List each line of the data that holds the word "note".

Web page and app entries

_ _ _ _ _ _ _

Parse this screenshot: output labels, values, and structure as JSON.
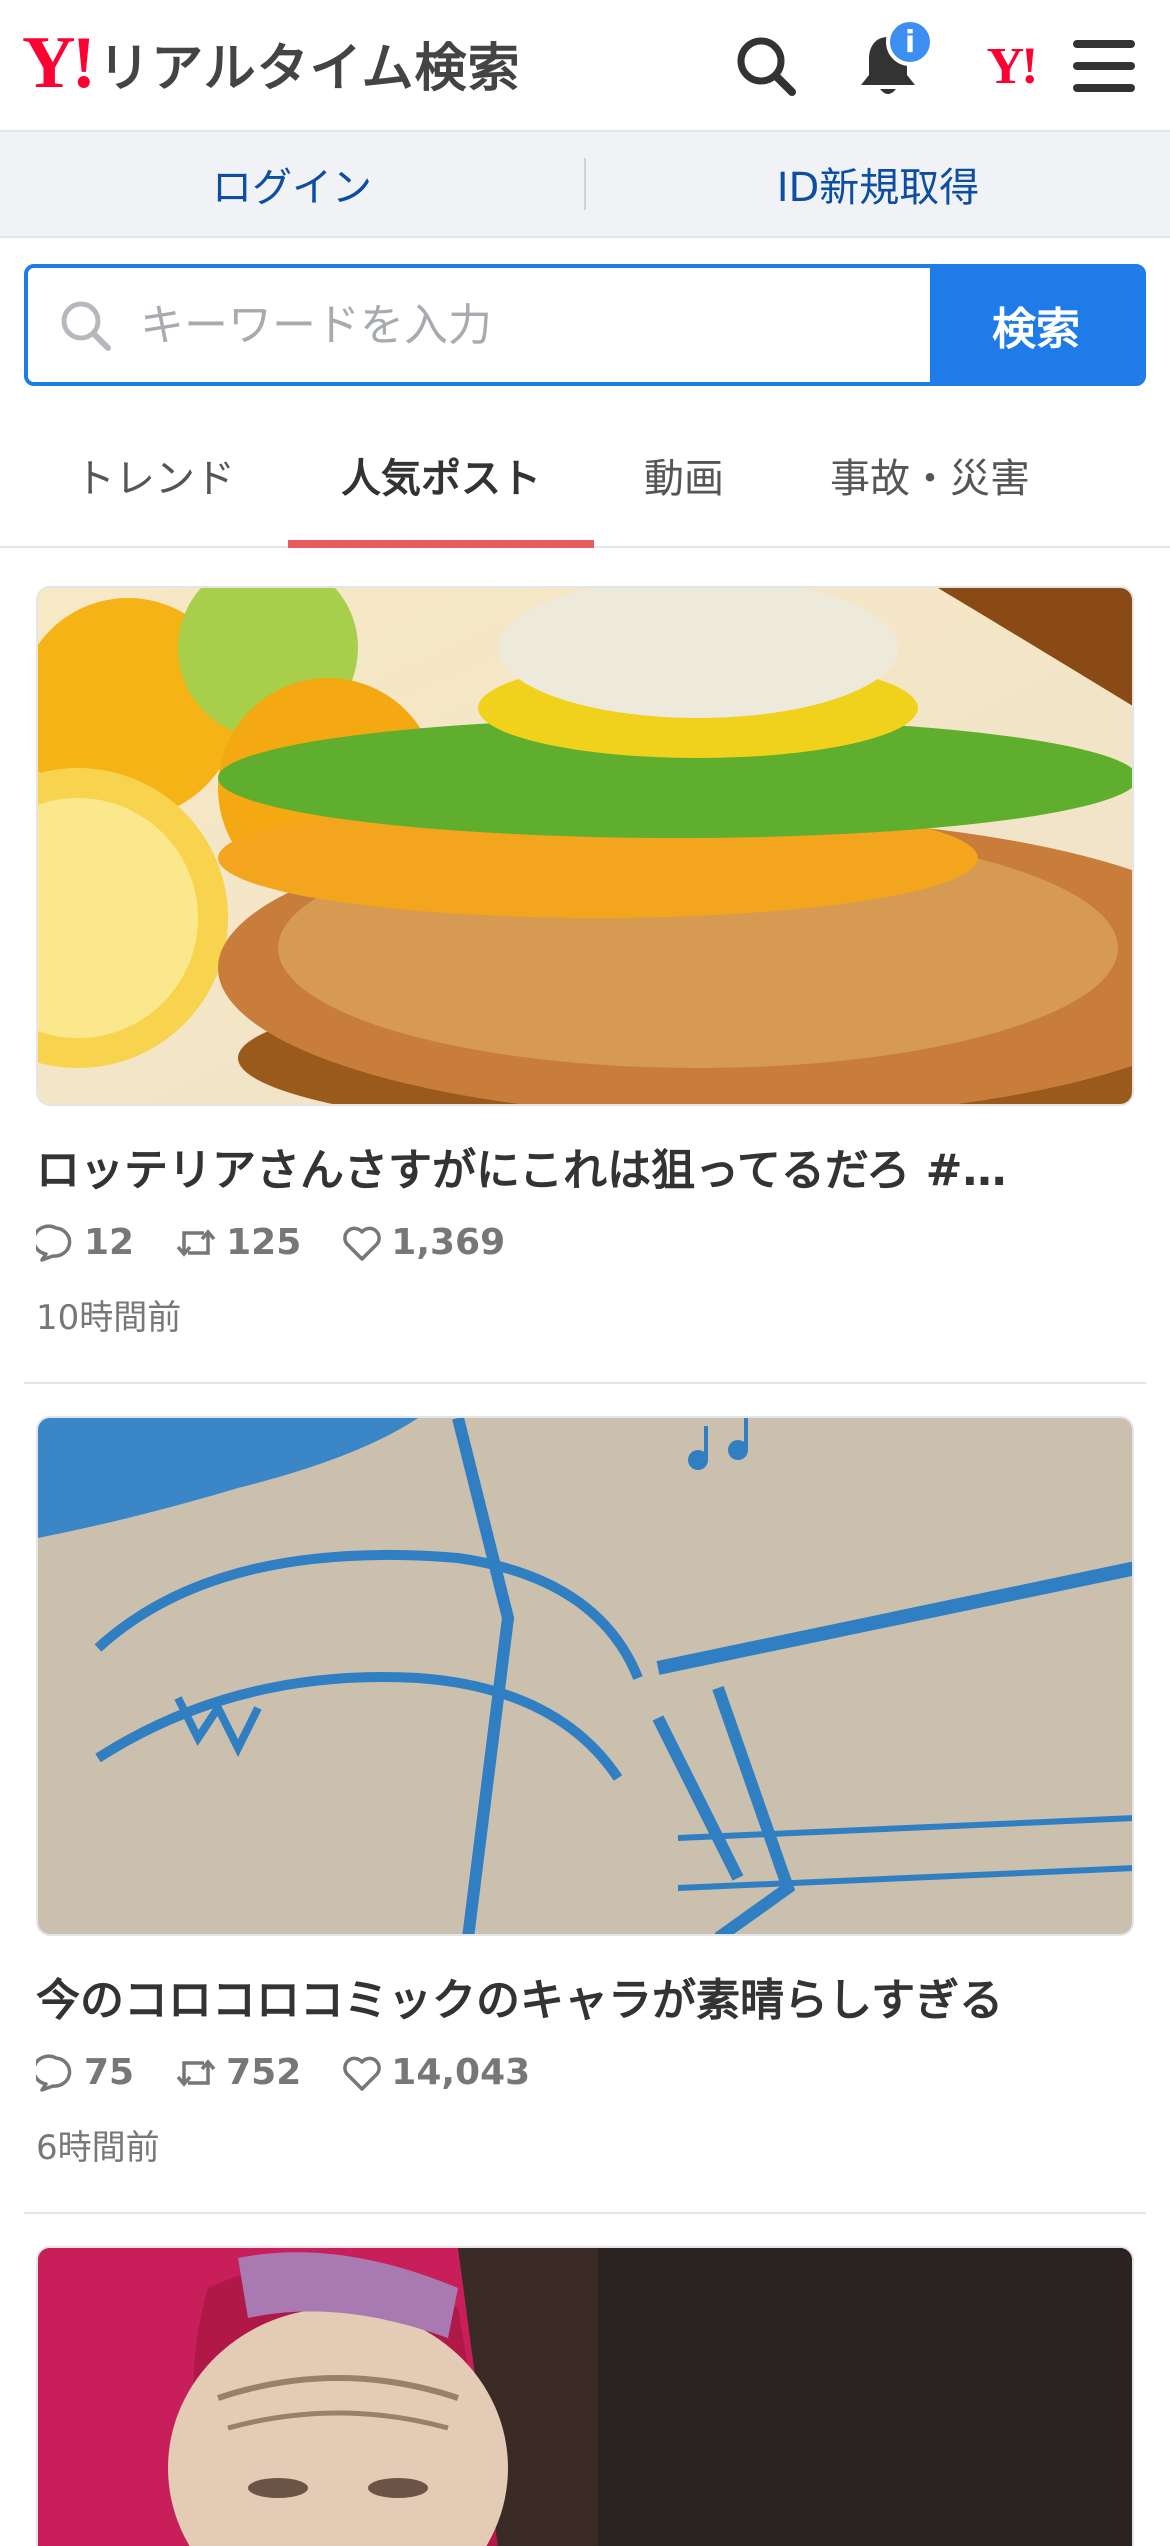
{
  "header": {
    "logo_y": "Y!",
    "logo_text": "リアルタイム検索",
    "notification_badge": "i",
    "yjapan_logo": "Y!"
  },
  "account": {
    "login_label": "ログイン",
    "register_label": "ID新規取得"
  },
  "search": {
    "placeholder": "キーワードを入力",
    "button_label": "検索"
  },
  "tabs": [
    {
      "label": "トレンド",
      "active": false
    },
    {
      "label": "人気ポスト",
      "active": true
    },
    {
      "label": "動画",
      "active": false
    },
    {
      "label": "事故・災害",
      "active": false
    }
  ],
  "posts": [
    {
      "title": "ロッテリアさんさすがにこれは狙ってるだろ #…",
      "replies": "12",
      "reposts": "125",
      "likes": "1,369",
      "time": "10時間前",
      "image": "fried-chicken-burger-with-lemon"
    },
    {
      "title": "今のコロコロコミックのキャラが素晴らしすぎる",
      "replies": "75",
      "reposts": "752",
      "likes": "14,043",
      "time": "6時間前",
      "image": "blue-manga-drawing-on-cardboard"
    },
    {
      "title": "",
      "image": "elderly-woman-with-red-headscarf"
    }
  ],
  "colors": {
    "accent_blue": "#1e7be8",
    "link_blue": "#0b4ea2",
    "yahoo_red": "#ff0033",
    "tab_indicator": "#e65b5b"
  }
}
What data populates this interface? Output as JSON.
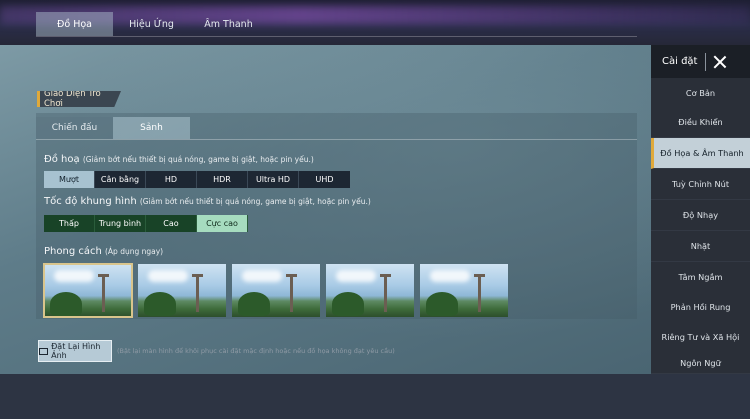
{
  "top_tabs": [
    {
      "label": "Đồ Họa",
      "active": true
    },
    {
      "label": "Hiệu Ứng",
      "active": false
    },
    {
      "label": "Âm Thanh",
      "active": false
    }
  ],
  "section_label": "Giao Diện Trò Chơi",
  "sub_tabs": [
    {
      "label": "Chiến đấu",
      "active": false
    },
    {
      "label": "Sảnh",
      "active": true
    }
  ],
  "graphics": {
    "title": "Đồ hoạ",
    "note": "(Giảm bớt nếu thiết bị quá nóng, game bị giật, hoặc pin yếu.)",
    "options": [
      "Mượt",
      "Cân bằng",
      "HD",
      "HDR",
      "Ultra HD",
      "UHD"
    ],
    "selected": "Mượt"
  },
  "framerate": {
    "title": "Tốc độ khung hình",
    "note": "(Giảm bớt nếu thiết bị quá nóng, game bị giật, hoặc pin yếu.)",
    "options": [
      "Thấp",
      "Trung bình",
      "Cao",
      "Cực cao"
    ],
    "selected": "Cực cao"
  },
  "style": {
    "title": "Phong cách",
    "note": "(Áp dụng ngay)",
    "thumbnails": 5,
    "selected_index": 0
  },
  "reset": {
    "label": "Đặt Lại Hình Ảnh",
    "note": "(Bật lại màn hình để khôi phục cài đặt mặc định hoặc nếu đồ họa không đạt yêu cầu)"
  },
  "sidebar": {
    "title": "Cài đặt",
    "items": [
      {
        "label": "Cơ Bản",
        "active": false
      },
      {
        "label": "Điều Khiển",
        "active": false
      },
      {
        "label": "Đồ Họa & Âm Thanh",
        "active": true
      },
      {
        "label": "Tuỳ Chỉnh Nút",
        "active": false
      },
      {
        "label": "Độ Nhạy",
        "active": false
      },
      {
        "label": "Nhặt",
        "active": false
      },
      {
        "label": "Tâm Ngắm",
        "active": false
      },
      {
        "label": "Phản Hồi Rung",
        "active": false
      },
      {
        "label": "Riêng Tư và Xã Hội",
        "active": false
      },
      {
        "label": "Ngôn Ngữ",
        "active": false
      }
    ]
  },
  "colors": {
    "accent": "#e0a93a",
    "selected_option": "#a7c2d0",
    "selected_fps": "#a6dcbf"
  }
}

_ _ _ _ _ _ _

ANSWER TO THIS TASK:
    "note": "(Giảm bớt nếu thiết bị quá nóng, game bị giật, hoặc pin yếu.)",
    "note": "(Giảm bớt nếu thiết bị quá nóng, game bị giật, hoặc pin yếu.)",
    "note": "(Áp dụng ngay)",
    "note": "(Bật lại màn hình để khôi phục cài đặt mặc định hoặc nếu đồ họa không đạt yêu cầu)"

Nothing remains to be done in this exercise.